I’m going to preface this review – one that I posted on the old Steamified site – by advising that I liked this game substantially more than other reviewers. I’m more than a little disappointed that the game averages a lowly 47 Metacritic score. The highest is a modest 65 (Everyeye.it). I appreciate that the game suffered (suffers) from a lot of issues and that from a critical perspective each writer can justify their scores. However, the developers have continued supporting and working on the game (the most recent update was in June) and that the game that it is today is not the game that they reviewed.
Born in 1980 I was a teenager of the 1990s. My childhood is what is commonly referred to as the golden era of video gaming. I watched the industry develop along with me from first playing the Atari consoles, the Commodore 64 and Amiga home personal computers, SEGA Master System, Nintendo, MEGA Drive, the original Sony PlayStation, Nintendo, etc. I cherished my childhood and video games were a major part of it. I remember some of the most amazing times in my life were experiencing certain games for the first time. One of those games was the original single-player FPS version of Unreal. I cherished exploring that spaceship and then exiting the craft and exploring the game world. It’s one of my most prized video game experiences ever. Unfortunately, there isn’t a lot that compares to it these days and then I discovered that nostalgia in playing Solarix.

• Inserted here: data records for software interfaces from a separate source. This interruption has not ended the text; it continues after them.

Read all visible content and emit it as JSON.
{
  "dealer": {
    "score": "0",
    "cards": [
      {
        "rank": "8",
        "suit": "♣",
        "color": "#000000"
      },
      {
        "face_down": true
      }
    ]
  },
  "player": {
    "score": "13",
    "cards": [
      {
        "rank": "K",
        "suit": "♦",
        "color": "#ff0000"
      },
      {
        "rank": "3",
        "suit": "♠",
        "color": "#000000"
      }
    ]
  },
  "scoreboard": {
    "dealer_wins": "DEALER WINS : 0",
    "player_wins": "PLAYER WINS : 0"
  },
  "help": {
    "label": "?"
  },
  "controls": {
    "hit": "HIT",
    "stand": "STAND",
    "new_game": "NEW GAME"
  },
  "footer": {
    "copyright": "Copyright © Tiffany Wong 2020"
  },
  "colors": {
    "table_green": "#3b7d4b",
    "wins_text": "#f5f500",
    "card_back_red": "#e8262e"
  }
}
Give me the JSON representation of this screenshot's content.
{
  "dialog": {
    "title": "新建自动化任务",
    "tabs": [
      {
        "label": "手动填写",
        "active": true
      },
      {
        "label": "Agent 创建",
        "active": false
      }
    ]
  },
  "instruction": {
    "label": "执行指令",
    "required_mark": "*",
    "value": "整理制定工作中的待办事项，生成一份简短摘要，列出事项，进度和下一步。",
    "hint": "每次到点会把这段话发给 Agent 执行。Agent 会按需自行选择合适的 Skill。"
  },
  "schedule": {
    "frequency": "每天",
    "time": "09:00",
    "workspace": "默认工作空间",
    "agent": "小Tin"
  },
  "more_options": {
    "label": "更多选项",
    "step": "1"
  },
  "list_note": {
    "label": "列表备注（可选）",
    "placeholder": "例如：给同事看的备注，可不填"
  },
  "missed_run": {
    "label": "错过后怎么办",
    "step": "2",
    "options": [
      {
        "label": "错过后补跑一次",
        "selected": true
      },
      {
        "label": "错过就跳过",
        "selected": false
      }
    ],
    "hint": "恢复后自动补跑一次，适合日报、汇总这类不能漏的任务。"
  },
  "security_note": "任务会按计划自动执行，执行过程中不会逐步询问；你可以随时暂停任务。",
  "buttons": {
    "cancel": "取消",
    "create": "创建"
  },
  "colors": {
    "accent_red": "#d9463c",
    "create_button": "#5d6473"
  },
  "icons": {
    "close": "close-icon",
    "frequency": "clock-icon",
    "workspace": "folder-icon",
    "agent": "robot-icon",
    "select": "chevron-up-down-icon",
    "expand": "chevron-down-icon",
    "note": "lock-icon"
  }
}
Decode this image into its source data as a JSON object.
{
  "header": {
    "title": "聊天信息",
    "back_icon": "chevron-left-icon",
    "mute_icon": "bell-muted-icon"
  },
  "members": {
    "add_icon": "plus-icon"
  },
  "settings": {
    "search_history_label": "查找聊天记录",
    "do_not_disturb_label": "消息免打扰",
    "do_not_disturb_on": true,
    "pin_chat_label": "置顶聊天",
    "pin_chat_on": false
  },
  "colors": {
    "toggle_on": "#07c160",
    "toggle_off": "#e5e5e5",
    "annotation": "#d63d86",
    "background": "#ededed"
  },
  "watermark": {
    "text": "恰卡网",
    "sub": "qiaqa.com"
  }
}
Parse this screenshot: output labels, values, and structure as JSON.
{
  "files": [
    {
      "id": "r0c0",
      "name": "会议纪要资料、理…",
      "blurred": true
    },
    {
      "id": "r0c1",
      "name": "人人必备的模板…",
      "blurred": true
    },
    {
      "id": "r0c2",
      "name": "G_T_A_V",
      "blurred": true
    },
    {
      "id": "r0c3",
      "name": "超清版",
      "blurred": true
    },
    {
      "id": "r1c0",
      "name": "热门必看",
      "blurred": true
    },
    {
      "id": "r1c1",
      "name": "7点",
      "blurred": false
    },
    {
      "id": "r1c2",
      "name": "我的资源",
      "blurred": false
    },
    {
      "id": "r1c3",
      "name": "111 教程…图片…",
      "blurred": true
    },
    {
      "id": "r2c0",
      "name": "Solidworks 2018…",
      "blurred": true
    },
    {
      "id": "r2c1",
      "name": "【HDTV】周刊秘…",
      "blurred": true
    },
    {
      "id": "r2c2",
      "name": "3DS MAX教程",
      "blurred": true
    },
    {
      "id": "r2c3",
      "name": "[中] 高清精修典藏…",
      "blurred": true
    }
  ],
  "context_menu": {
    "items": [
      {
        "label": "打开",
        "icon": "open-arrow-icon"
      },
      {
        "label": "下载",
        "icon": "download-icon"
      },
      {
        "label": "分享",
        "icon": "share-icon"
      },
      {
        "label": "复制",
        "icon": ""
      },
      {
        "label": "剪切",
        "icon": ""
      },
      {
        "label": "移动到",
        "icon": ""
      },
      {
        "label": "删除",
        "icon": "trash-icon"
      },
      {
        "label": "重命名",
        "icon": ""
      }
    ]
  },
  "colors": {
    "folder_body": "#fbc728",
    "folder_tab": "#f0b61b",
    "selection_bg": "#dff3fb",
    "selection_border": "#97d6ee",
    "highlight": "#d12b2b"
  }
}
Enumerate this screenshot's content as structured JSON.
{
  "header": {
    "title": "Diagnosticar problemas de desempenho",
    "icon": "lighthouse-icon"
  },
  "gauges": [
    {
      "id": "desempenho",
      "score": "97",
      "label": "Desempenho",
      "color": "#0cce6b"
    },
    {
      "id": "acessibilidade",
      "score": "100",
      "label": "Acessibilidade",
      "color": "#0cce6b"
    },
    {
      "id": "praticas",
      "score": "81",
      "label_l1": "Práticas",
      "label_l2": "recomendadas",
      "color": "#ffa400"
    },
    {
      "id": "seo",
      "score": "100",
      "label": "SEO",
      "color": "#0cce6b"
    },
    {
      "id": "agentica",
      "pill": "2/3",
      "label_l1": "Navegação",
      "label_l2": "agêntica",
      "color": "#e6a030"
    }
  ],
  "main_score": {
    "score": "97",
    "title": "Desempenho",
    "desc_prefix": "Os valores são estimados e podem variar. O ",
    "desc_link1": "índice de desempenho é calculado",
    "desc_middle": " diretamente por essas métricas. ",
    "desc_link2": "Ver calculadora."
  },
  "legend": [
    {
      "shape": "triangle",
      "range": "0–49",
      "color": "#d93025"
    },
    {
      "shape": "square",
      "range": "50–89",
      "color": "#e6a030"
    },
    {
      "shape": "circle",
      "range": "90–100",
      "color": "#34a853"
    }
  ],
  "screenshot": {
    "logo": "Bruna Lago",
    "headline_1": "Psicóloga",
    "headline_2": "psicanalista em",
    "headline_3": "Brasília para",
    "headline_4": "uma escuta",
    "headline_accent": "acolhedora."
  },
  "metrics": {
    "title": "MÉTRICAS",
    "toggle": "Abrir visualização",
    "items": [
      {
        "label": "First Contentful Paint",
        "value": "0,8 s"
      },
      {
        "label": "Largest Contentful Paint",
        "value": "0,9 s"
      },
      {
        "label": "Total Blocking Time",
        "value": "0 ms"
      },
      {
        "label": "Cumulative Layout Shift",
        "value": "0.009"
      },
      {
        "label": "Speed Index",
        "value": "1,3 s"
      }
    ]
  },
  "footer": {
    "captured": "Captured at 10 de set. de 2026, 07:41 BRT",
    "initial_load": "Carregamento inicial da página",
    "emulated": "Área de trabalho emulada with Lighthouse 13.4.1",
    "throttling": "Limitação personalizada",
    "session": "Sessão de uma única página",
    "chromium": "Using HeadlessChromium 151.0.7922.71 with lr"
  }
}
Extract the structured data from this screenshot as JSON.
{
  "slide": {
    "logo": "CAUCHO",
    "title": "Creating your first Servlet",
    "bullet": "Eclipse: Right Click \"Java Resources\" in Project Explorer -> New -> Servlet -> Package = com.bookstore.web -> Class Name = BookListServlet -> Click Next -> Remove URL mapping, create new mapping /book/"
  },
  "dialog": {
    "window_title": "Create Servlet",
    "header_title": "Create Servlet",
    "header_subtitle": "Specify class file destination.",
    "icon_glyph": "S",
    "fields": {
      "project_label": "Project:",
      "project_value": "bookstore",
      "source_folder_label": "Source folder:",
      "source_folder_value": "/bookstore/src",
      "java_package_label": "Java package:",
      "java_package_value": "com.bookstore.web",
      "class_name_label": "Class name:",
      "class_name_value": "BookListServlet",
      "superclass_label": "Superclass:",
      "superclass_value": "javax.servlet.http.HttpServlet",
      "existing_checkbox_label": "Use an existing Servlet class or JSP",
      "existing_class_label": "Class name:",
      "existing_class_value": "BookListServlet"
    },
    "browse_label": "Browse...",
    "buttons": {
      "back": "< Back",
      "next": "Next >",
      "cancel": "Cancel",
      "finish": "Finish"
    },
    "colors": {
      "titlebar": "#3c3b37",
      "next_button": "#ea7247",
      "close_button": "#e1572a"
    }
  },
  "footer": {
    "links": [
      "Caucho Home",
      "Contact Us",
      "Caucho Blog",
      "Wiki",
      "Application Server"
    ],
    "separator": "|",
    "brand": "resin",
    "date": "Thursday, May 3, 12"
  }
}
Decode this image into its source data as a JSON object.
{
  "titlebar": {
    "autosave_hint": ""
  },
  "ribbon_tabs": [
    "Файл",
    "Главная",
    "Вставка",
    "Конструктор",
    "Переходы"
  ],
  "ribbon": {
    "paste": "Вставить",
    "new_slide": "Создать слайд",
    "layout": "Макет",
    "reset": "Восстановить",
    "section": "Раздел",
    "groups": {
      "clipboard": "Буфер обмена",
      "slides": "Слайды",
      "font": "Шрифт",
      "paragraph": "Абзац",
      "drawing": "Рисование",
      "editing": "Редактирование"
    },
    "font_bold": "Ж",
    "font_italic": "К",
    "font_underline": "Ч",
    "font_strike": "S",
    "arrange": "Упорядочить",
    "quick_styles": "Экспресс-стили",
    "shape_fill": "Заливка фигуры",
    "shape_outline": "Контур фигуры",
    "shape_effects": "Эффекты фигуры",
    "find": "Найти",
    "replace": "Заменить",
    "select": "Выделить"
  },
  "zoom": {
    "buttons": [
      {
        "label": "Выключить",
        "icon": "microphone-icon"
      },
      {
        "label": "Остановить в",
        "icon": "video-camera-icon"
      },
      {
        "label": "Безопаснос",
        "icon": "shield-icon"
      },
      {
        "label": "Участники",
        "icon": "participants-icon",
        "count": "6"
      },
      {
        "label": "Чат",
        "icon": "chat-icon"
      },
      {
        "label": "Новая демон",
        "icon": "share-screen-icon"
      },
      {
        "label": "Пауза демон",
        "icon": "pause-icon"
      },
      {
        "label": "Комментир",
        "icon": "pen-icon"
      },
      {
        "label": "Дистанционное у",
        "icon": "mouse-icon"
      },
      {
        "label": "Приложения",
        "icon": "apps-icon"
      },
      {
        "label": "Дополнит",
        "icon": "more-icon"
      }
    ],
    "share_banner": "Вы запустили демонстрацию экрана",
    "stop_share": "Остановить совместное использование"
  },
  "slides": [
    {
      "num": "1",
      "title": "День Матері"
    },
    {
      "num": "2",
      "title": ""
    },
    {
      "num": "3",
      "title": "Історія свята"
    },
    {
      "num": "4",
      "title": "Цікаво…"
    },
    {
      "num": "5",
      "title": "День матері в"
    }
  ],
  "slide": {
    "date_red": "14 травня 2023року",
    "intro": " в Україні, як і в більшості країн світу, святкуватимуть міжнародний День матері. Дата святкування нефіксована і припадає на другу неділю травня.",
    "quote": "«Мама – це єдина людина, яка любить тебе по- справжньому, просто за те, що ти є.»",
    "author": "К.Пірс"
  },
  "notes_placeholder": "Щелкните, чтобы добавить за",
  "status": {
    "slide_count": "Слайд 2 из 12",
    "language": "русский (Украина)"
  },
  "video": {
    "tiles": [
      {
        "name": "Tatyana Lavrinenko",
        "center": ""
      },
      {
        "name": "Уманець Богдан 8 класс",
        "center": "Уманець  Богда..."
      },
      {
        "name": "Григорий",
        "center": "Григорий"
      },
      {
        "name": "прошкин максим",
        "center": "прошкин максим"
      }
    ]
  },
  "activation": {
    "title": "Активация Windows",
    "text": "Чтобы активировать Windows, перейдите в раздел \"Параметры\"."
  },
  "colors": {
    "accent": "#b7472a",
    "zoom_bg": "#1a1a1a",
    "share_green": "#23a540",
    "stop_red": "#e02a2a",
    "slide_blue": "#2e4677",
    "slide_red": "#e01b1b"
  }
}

Now I’m not going to tell you that Solarix is in the same class as the original Unreal. However, the beginning of the game gave me those nostalgic feels like few other games have done before. I was excited. I was hopeful. I was in my happy gaming place. The start of the game was pure excitement for me. The game shows so much potential in the opening minutes that I couldn’t help but build my hopes up. Dashed they were a little bit but I’m still very happy that I got to have this experience and doubly so having found that lost feeling of nostalgia that exploring the craft provided me.
Unfortunately, just as the game was starting to peak early in the game it plateaued. I got the gun. I did what the game told me to do – turn off the lights. I was prepared to advance stealthily throughout the clearly dangerous area. Then I was out of bullets almost as quickly as I got them. Then the enemy spotted me. Then he drained bullet after bullet in me. I wasn’t enough of a bullet sponge. I had no way of defending myself let alone possessing the ability to kill him before he killed me. I was forced to restart the area from the last save point. Thank God for the save points. You will need them throughout the game because you sure as heck aren’t going to be killing any enemies with ease. Perhaps this is a good thing but when you feel as though you’ve done everything you can to stop being spotted you find yourself the enemy’s target. Sometimes these events feel utterly unfair. Sometimes it can feel like a genuine slog.
But let’s get back to the game’s strengths. Atmosphere, immersion and horror. I have a hard time considering the horror similar to that of say Alien: Isolation because in that game you simply cannot kill the Alien. However, here, if you have enough bullets you can do so. It’s still a good survival horror cum stealth game but it’s in the atmosphere and the immersion to the horror that Solarix shines. Another fantastic strength to the game is the voice acting. This is supposed to be an indie game. So much of the production value is top notch. The atmosphere itself is depressing, dark and moody. It shines through in every pore of the game. Every fiber feels as dark as sin and it sucked me right in.
I’d recommend Solarix to those of you who are into feeling their sadistic side. The atmosphere and setting is not to be missed. The game does so much right and yet its few flaws stop the game from being great. Yet it’s too good to miss.